The Obamas, who just signed a giant book deal with Penguin Random House, are seen at the White House waiting to greet the Italian prime minister at their final state dinner in October 2016. (Manuel Balce Ceneta/AP)

The expectations for the books Michelle and Barack Obama have just signed a deal to write are stratospherically high — considering the often dull literary tradition of books written by former White House occupants.

Typically, such memoirs sell well despite being terribly polite and discreet. They’re intended as an attempt at cementing one’s legacy, not dishing dirt. But both Obamas, who have quietly returned to their life as private citizens, have devoted followings and a way with words.

“There will not be a more eagerly awaited presidential autobiography than the one that he’ll write, because of who he is and because of the fact that people have high expectations for him as a writer,” David Axelrod, who was chief strategist for Obama’s presidential campaigns, said recently on his podcast.

Penguin Random House announced late Tuesday that it had signed the former first couple to a joint book deal — and reportedly it’s a huge one that has set off a whirlwind of gossip in the publishing industry. The Financial Times reported that the deal topped out at $65 million, though other sources have cited amounts simply in the tens of millions of dollars.

Barack Obama, who already has serious book-writing experience, has said he took notes during his presidency, preparing to tell his story. Michelle Obama has largely withheld her opinions on topics of controversy, which only deepens the well of interest in her, too.

“He was very revelatory in his first two books. Who wouldn’t want to read this one?” said ­Washington-based literary agent Gail Ross. Michelle Obama, she added, is so beloved that most people would “read anything she has to say about pretty much any subject.”

It was an unusual move for the couple to sell their books together, and it is unclear what the strategy was behind packaging them. Publishers have been interested in both of their post-White House books for years.

Penguin Random House would not disclose the terms of the agreement, other than to say a “significant portion” of the authors’ profits would be donated to charity.

“We are very much looking forward to working together with President and Mrs. Obama to make each of their books global publishing events of unprecedented scope and significance,” Penguin Random House’s chief executive, Markus Dohle, said in a statement.

The jumbo price tag comes at a difficult time for the book industry. But the publisher, which is the largest in the industry, may see the deal, probably the largest ever for a presidential memoir, as a point of pride, an investment in the culture and not strictly “dollars and cents,” Ross said.

The deal was brokered by Washington lawyer Robert Barnett, who has represented Bill Clinton and George W. Bush, as well as Laura Bush and Hillary Clinton. Their books became bestsellers, of course. But expectations might run higher for the Obamas, who have a pop-culture celebrity and reputation for storytelling.

“If you look back, it is rare that a presidential memoir becomes more than a Christmas gift for partisan supporters,” said Bill Burton, a former Obama spokesman. “President Obama has shown himself to be better at telling his story than anyone else, and my guess is that these books will be an important part of the framing of his presidency and his place in this moment.”

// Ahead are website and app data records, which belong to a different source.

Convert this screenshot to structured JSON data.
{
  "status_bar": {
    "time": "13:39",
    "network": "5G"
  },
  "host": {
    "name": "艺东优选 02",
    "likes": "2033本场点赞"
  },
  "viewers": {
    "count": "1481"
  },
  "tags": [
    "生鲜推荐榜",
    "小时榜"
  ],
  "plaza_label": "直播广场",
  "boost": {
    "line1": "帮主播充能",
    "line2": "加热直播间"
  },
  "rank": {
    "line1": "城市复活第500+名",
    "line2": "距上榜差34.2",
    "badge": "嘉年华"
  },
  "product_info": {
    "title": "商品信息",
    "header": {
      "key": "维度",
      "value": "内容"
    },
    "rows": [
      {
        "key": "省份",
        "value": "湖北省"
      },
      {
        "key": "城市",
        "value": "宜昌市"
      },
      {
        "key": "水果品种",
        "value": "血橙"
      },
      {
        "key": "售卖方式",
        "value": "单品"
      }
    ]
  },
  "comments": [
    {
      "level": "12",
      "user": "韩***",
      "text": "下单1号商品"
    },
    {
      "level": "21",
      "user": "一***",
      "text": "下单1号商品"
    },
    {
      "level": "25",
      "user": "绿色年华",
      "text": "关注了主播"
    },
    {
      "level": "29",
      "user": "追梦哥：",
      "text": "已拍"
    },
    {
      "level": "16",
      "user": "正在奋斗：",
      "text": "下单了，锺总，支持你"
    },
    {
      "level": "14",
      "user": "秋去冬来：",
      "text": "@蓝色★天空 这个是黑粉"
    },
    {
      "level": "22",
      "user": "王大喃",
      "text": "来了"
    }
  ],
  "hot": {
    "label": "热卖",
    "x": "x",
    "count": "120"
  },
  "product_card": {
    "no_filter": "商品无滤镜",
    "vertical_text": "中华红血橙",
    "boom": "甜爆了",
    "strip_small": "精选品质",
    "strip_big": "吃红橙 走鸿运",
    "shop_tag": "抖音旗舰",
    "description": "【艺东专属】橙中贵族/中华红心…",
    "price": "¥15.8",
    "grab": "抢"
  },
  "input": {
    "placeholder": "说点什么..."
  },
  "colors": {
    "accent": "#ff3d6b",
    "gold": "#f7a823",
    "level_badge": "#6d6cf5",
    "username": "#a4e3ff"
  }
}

The former president’s first memoir, “Dreams From My Father,” won critical acclaim. Both he and Michelle Obama are among the most well-regarded political orators of their generation. Add to that mix the historic racial barrier broken by the Obama presidency and endless questions about their reactions to specific events during his presidency.

“People will want to know what the experience was like from their vantage point, what stretched them, how they kept moving forward in the darkest times, and how they celebrated the triumphant ones as well,” said Joshua DuBois, who served as White House faith adviser to Barack Obama.

The “dark time” that many readers will be interested in is how the couple reacted to the recent presidential election, which some cast as a rejection of the Obama presidency. “Some people will be interested in the president’s reflections, should he choose to engage in them as to the degree of responsibility he thinks he bears — if any — for the outcome of the 2016 election and, more broadly, the decline of the Democratic Party that occurred on his watch,” said Bill Galston, senior fellow at the Brookings Institution and a veteran of Democratic Party politics.

The open secret of post-White House memoirs is that their significance is as much about what is left unwritten, said Peter Slevin, author of the biography “Michelle Obama: A Life” and a former Washington Post reporter.

“They have got to be making some interesting choices about what’s going to be between the covers of these books,” he said.

(Reuters)

Juliet Eilperin contributed to this report.